Dataset entries:
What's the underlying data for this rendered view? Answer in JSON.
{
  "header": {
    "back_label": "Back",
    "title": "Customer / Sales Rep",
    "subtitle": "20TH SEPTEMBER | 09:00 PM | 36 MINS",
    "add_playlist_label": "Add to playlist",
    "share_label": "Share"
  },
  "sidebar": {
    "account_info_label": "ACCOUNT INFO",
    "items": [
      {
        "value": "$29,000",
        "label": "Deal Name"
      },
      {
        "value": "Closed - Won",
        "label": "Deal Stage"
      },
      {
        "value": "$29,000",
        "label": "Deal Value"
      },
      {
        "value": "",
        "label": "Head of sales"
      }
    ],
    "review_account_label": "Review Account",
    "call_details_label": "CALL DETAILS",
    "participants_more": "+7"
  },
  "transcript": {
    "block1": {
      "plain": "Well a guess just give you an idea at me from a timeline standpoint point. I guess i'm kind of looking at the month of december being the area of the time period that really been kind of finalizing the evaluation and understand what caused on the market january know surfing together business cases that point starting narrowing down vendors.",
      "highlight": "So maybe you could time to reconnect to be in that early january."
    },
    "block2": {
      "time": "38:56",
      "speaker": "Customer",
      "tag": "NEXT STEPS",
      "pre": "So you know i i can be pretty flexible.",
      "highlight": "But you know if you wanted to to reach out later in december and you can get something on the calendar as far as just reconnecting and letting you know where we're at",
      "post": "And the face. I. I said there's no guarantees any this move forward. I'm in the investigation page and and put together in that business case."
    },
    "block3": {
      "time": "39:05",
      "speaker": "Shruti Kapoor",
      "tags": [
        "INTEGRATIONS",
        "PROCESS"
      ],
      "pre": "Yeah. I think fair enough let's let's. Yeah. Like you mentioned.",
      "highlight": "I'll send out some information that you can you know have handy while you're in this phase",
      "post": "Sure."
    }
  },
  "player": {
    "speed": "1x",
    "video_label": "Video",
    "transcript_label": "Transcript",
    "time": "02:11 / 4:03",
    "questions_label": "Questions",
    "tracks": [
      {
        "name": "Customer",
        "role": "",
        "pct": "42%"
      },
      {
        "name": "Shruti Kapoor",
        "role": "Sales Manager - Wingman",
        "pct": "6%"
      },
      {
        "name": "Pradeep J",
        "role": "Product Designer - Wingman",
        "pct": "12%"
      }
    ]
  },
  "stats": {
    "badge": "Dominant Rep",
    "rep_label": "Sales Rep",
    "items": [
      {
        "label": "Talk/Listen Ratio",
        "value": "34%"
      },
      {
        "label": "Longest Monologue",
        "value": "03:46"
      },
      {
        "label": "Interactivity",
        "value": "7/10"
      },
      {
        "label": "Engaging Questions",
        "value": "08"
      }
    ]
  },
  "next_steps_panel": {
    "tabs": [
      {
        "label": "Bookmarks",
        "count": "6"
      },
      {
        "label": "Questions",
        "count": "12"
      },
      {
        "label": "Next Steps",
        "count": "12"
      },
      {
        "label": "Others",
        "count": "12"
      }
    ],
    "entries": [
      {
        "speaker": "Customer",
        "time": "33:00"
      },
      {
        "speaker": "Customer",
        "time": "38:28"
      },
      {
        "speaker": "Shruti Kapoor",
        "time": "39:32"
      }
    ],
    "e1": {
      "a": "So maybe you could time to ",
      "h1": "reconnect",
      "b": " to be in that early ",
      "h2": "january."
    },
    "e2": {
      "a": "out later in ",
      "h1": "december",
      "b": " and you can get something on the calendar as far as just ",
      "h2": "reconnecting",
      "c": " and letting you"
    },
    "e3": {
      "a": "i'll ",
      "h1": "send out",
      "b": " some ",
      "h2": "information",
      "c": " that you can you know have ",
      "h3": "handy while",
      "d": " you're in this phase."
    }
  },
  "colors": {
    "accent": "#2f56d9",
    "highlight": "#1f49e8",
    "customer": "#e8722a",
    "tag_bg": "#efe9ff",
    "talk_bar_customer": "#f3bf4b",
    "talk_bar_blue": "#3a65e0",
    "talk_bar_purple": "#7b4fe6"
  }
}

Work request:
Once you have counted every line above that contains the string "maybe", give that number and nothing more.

Your response:
2